For 9 out of 10 people addiction begins in adolescence.
At the end of this week I was in Orlando for work and had planned my trip around an event hosted by Advanced Recovery Systems. The event was the screening of a new film by Greg Williams called Generation Found. Just a little background, Greg Williams is the man behind the amazing film The Anonymous People, a film about the addiction epidemic that is currently plaguing the U.S. That film also encouraged everyone in recovery to openly tell their story. Williams also helped produce the historic Unite to Face Addiction rally that took place in Washington D.C. in October 2015 (and I attended). Just knowing all of this, I was super excited to see Generation Found. I watched the trailer and heard that it was about youth recovery and more specifically, recovery high schools.
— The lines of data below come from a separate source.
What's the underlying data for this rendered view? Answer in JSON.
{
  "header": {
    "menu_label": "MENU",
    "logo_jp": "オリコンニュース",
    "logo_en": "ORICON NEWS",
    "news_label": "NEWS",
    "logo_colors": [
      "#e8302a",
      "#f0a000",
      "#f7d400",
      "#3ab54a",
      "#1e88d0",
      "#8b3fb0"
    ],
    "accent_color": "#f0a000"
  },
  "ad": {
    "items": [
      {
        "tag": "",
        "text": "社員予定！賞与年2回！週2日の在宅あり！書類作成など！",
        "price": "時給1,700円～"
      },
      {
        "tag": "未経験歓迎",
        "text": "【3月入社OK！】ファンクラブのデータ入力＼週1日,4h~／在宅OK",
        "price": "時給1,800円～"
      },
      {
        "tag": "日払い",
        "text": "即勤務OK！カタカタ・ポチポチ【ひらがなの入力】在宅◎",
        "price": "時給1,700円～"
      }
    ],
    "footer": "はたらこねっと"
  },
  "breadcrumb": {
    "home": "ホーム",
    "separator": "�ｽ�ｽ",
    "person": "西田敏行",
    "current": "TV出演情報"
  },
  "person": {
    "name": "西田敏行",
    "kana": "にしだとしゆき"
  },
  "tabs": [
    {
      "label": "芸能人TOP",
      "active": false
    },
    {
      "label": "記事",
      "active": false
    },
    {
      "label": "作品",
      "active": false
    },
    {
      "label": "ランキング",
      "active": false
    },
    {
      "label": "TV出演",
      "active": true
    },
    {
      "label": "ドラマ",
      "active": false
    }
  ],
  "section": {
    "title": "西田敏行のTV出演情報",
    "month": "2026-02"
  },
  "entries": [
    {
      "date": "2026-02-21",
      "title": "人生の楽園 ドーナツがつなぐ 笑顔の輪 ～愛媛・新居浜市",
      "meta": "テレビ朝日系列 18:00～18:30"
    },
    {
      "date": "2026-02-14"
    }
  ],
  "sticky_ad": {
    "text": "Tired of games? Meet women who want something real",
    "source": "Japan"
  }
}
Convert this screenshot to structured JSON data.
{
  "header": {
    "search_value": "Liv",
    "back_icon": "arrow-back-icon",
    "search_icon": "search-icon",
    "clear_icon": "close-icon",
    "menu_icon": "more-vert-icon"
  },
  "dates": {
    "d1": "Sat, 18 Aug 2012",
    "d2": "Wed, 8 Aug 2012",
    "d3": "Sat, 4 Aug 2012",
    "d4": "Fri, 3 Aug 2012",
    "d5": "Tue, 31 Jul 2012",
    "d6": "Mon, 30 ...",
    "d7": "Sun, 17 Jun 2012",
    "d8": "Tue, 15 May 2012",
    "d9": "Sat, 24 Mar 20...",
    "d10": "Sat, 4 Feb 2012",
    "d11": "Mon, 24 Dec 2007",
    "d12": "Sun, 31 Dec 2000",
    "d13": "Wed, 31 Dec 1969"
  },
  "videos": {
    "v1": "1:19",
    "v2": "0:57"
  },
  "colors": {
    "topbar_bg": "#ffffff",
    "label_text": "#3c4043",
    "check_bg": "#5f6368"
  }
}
Let me just say I wasn't prepared for the way this film made me feel. Following the red carpet, the filing in of the 100+ guests, and taking a slew of photos for my work, I sat down in one of the first rows ready to watch. The movie profiles Houston, Texas, a community overcome by addiction where locking up and burying young people has become a normal thing. The film touched on the unique history of APG's (Alternative Peer Groups) - a model of recovery that addresses the psychological, emotional, social, and spiritual needs of young people who are struggling with substance use issues. This type of treatment integrates peer connection with education, support groups, family, and intervention. They interviewed the founders of PDAP (Palmer Drug Abuse Program), which is considered to be the original APG, also based in Houston. The film then follows several students of Archway Academy, a sober high school on the grounds Palmer Memorial Episcopal Church (where PDAP began). One of only 39 recovery high schools out of some 56,000 high schools in the entire United States, Archway Academy is full of students who are in recovery from a substance use disorder. You get to see their unique culture of love, kindness, and acceptance that is truly unlike anything I've ever seen in an educational setting. You get to see the closeness these kids share from being in recovery, to sharing their problems, and taking exams together. You meet and fall in love with Sasha Mclean, the school's Executive Director who is in recovery herself and visibly pours her heart into her work every single day. The kids are lucky to have her and vice versa.
You learn about the inner city kids in Houston and their different struggles, how they are often forgotten about or assumed to be addicted as a right of passage. These kids are often written off solely based on where they come from and what their family looks like when they need just as much help as the next young person with a substance use disorder. Generation Found goes on to explain the desperate need for change in youth recovery across the board and one of two ways that are working to do just that are recovery high schools and collegiate recovery programs. "Just say no" doesn't work because we need to take care of the kids who are sick and suffering now, today, the ones who are dying. Another issue is that recovery and 12-step meetings are so often geared towards adults when youths are also at risk for substance use disorders and can't always relate. At the end of the film, you have the pleasure of seeing two different classes from Archway Academy graduate and it is profoundly moving to say the least.
As I sat there, sobbing, I couldn't help but think I could have easily been one of those kids. I was overcome with emotion at the dedication of the staff of these programs and schools and all they do to help teens with substance use disorders. It made me feel like I should do more for the recovery community. It made me feel like we've forgotten a huge group of people who need help in this epidemic. Mostly I wept with joy at the thought of these teens thriving in recovery and entering the next chapter of their lives ready and willing to take on life on life's terms. I got goosebumps knowing these kids were feeling the beauty and power of recovery because that's what I get to feel every day, and boy is it emotional!
After the film ended I dried my eyes and there was a panel discussion with Greg Williams and other industry experts including Dan Renaud BS, CAP, ICADC and founder of Florida Recovery Schools, Lena Wooton, Clinical Director at Next Generation Village, Dr. Berney Wilkinson, a licensed psychologist who specializes in pediatric psychology, and Lisa Brandy, founder of Brandi's Wish Foundation, a non-profit that brings awareness through education and prevention solutions to teens, young adults, and families about substance use disorders. The moderators posed questions like does someone have to hit rock bottom before they get help? What would you tell a teen who is worried about what life will be like after treatment? And what is the best way to facilitate success transitioning into adulthood, especially as many of these teens enter environments, like college or the workplace where alcohol, drugs, or heavy workloads may act as triggers?
The panel offered great advice and resources for teens who are seeking recovery, those who are in it and their families. They are some of the movers and shakers behind this youth recovery revolution. At the end of the panel Advanced Recovery Systems announced a new guide for collegiate recovery made by DrugRehab.com. It explains how anyone can become involved and get up a collegiate recovery program on their campus.
It was a whirlwind of a night, but I have to say I am so grateful Greg and his team made this movie and even more grateful to consider myself a small part of the youth recovery revolution. I look forward to becoming more involved as times goes on.
And keep talking about your own recovery, pass on the message, listen to the young people in your life, and offer hope wherever you can.